Payment Networks to Slash Interchange Fees in France (Sept. 24, 2013)
MasterCard and Visa have agreed to cut interchange fees by nearly half in France, striking a deal with the French Competition Authority, the country’s anti-trust regulator. Under the agreement, the payment card networks will lower interchange fees on purchases to 0.28 percent of a transaction’s value starting on Nov. 1. Currently, MasterCard charges .055 percent and Visa 0.50 percent on purchases in France. Additionally, ATM withdrawal fees will go down to 0.55 euros (US$0.74), from 0.60 euros (US$0.81) for MasterCard and 0.75 euros (US$1.01) for Visa. France’s domestic interbank payment card network, Groupement des Cartes Bancaires, reached its own agreement with the French regulator in 2011 to limit interchange fees to about the same level.
The new limits only cover transactions that take place within France. Cross-border transactions within the European Union are regulated by the European Commission, which also has been pressing the card networks to lower fees. The EC this summer unveiled a proposal to set limits on interchange fees within the EU. Currently, there are no EU-wide limits on interchange fees, though several member countries are in the process of adopting their own legislation and may do so before the EC’s proposal is reviewed and adopted, which is expected next year.

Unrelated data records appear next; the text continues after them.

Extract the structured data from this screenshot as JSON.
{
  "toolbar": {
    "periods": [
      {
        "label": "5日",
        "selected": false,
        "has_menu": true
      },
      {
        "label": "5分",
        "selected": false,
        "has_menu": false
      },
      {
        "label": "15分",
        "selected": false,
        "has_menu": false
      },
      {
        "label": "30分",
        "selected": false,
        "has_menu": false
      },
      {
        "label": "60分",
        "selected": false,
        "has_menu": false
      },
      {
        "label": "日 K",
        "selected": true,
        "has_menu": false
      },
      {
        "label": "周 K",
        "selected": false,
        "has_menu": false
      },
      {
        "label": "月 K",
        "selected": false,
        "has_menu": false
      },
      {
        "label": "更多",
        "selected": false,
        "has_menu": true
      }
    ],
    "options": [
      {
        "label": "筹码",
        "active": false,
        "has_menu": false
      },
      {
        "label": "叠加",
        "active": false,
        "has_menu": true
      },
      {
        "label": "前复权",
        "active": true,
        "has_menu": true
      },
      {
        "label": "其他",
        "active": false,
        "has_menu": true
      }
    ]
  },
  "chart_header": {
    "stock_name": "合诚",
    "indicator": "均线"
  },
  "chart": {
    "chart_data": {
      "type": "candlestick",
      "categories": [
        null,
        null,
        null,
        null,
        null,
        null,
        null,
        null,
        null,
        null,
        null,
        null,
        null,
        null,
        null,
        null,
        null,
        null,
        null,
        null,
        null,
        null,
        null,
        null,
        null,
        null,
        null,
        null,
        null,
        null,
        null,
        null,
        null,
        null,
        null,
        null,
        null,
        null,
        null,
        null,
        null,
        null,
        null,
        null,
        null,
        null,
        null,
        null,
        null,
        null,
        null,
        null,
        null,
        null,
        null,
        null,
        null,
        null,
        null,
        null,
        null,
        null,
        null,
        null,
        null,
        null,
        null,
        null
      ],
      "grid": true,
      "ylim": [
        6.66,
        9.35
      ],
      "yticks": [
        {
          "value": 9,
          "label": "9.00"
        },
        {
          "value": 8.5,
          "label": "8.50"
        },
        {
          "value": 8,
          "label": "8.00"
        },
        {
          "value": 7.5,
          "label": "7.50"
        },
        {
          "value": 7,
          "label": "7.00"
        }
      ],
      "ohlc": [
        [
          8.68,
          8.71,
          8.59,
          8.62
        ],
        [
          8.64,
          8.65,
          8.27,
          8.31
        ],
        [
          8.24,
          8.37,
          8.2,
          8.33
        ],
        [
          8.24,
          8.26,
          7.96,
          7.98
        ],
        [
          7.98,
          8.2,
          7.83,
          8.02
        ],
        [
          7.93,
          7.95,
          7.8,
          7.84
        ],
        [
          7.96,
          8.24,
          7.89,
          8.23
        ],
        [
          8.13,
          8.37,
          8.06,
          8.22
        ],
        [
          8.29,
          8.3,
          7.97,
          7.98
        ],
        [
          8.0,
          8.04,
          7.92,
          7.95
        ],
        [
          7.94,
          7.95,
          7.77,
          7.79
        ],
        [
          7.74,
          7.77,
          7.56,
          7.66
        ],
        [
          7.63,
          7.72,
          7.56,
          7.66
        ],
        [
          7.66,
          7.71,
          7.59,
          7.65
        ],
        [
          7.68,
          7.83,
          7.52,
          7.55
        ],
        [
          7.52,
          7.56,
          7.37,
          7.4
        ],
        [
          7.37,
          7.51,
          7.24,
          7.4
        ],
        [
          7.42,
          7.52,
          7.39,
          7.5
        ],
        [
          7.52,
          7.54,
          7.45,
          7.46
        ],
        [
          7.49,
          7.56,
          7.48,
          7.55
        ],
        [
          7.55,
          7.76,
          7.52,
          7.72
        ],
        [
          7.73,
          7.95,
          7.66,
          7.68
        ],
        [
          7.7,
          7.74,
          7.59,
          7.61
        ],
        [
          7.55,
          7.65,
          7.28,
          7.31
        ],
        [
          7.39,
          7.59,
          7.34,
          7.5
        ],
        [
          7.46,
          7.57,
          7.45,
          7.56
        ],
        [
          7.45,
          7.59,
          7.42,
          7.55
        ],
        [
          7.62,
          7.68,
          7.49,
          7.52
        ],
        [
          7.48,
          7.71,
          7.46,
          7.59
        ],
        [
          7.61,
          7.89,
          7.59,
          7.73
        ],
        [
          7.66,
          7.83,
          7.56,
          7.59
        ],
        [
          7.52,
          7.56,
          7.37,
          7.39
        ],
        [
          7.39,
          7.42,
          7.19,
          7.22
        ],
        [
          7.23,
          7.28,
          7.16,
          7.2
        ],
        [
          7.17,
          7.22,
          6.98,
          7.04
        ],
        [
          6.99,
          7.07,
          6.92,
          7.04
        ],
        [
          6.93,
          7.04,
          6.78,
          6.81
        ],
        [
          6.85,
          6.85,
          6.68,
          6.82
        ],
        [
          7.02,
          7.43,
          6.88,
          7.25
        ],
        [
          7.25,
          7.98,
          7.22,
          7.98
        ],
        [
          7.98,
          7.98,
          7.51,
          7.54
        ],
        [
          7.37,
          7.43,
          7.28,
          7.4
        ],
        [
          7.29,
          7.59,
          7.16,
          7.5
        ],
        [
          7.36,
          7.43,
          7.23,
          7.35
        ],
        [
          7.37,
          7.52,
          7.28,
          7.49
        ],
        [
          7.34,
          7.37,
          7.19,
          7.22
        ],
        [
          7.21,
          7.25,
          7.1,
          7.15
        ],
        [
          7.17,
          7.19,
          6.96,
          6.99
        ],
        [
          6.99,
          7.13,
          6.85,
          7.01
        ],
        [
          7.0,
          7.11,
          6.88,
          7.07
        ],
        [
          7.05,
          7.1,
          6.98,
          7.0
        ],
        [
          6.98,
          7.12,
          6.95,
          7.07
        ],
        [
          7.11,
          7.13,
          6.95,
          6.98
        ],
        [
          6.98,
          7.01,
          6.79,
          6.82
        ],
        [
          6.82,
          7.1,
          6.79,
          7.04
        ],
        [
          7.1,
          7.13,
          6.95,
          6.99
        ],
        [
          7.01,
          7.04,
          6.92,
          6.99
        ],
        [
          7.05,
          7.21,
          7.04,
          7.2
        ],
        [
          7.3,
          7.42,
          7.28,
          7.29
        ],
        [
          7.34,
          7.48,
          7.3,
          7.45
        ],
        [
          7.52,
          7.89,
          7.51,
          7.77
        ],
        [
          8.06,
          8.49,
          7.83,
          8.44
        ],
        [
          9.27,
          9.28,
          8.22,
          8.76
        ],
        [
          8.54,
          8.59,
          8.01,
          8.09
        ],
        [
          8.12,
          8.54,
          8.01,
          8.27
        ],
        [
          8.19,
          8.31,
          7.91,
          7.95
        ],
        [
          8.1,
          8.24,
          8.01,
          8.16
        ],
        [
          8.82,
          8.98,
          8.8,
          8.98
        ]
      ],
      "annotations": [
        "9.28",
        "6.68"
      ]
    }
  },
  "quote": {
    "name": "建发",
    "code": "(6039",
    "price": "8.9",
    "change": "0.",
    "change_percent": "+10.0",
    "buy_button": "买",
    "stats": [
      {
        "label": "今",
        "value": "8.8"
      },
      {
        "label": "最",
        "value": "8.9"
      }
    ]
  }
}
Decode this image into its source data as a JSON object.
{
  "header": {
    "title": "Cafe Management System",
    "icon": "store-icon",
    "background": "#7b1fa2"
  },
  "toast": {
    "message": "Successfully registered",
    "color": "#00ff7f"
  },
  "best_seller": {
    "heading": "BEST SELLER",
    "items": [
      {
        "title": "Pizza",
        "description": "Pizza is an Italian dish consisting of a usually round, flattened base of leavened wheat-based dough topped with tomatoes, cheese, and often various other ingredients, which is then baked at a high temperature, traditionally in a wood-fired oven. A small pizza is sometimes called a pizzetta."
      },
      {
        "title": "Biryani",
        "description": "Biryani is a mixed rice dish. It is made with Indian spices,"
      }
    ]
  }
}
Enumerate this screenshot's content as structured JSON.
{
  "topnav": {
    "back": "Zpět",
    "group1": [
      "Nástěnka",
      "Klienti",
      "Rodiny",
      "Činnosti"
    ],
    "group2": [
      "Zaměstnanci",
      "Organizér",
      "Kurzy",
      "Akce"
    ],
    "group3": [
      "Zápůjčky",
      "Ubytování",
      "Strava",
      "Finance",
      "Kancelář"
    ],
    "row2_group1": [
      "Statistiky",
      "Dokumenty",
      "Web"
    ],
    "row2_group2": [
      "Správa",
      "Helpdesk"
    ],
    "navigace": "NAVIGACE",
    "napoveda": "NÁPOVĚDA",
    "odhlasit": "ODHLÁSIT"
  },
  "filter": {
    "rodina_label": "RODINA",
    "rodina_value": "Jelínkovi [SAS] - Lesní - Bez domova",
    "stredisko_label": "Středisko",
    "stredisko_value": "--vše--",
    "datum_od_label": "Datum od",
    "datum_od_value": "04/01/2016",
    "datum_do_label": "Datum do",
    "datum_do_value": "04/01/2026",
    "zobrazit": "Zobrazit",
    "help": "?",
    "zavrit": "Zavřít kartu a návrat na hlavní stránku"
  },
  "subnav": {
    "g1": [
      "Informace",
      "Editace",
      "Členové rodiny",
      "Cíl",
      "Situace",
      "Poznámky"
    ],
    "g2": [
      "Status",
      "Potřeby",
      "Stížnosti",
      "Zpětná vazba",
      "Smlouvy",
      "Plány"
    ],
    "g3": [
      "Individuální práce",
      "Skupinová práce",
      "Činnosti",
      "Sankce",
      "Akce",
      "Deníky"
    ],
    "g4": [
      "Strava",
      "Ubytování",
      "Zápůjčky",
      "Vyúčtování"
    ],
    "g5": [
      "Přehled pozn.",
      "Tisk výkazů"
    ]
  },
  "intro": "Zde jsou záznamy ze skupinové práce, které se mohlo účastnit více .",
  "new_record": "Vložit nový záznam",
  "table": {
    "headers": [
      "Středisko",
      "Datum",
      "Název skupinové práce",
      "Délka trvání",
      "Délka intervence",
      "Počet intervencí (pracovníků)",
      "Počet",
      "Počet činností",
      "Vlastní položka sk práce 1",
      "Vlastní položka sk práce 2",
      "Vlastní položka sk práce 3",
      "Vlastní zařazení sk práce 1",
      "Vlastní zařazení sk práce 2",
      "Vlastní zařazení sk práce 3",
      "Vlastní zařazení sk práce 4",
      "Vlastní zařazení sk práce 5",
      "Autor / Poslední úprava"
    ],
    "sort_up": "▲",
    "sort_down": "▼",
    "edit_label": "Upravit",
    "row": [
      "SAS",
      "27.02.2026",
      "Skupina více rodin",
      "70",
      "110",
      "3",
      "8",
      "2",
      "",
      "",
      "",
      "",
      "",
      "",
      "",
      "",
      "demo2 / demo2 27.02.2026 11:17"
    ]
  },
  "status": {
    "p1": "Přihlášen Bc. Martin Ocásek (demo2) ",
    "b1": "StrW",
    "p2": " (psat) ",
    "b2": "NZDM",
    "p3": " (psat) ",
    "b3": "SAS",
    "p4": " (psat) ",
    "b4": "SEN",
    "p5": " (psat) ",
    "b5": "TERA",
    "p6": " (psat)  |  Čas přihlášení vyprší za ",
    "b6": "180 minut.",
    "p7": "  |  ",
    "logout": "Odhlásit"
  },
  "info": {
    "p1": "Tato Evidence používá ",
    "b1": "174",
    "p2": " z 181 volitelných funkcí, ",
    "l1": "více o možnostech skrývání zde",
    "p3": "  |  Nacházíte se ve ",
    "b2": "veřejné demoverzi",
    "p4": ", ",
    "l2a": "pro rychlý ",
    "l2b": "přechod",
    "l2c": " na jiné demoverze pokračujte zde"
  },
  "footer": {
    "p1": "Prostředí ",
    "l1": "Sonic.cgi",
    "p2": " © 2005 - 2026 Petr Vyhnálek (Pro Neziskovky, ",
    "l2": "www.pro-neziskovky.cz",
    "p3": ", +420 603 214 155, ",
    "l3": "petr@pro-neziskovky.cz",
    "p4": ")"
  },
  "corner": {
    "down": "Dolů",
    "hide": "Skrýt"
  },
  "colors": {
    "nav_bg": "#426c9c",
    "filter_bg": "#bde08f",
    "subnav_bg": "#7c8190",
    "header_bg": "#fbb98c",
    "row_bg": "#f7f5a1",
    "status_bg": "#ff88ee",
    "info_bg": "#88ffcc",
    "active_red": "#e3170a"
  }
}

The U.S., meanwhile, has seen several long-running legal battles over interchange fees. A lawsuit brought by retailers including Walmart, Target and Starbucks alleging the payment networks colluded to fix interchange fees resulted in a $7.2 billion proposed settlement, though many of the retailer plaintiffs have rejected the settlement because it precludes merchants from pursuing further litigation. A separate legal battle over debit interchange limits set by the Federal Reserve soon will head to an appeals court in Washington, D.C., after the Fed’s Board of Governors appealed a lower court’s ruling that the agency had set interchange caps higher than the level intended by the Durbin Amendment.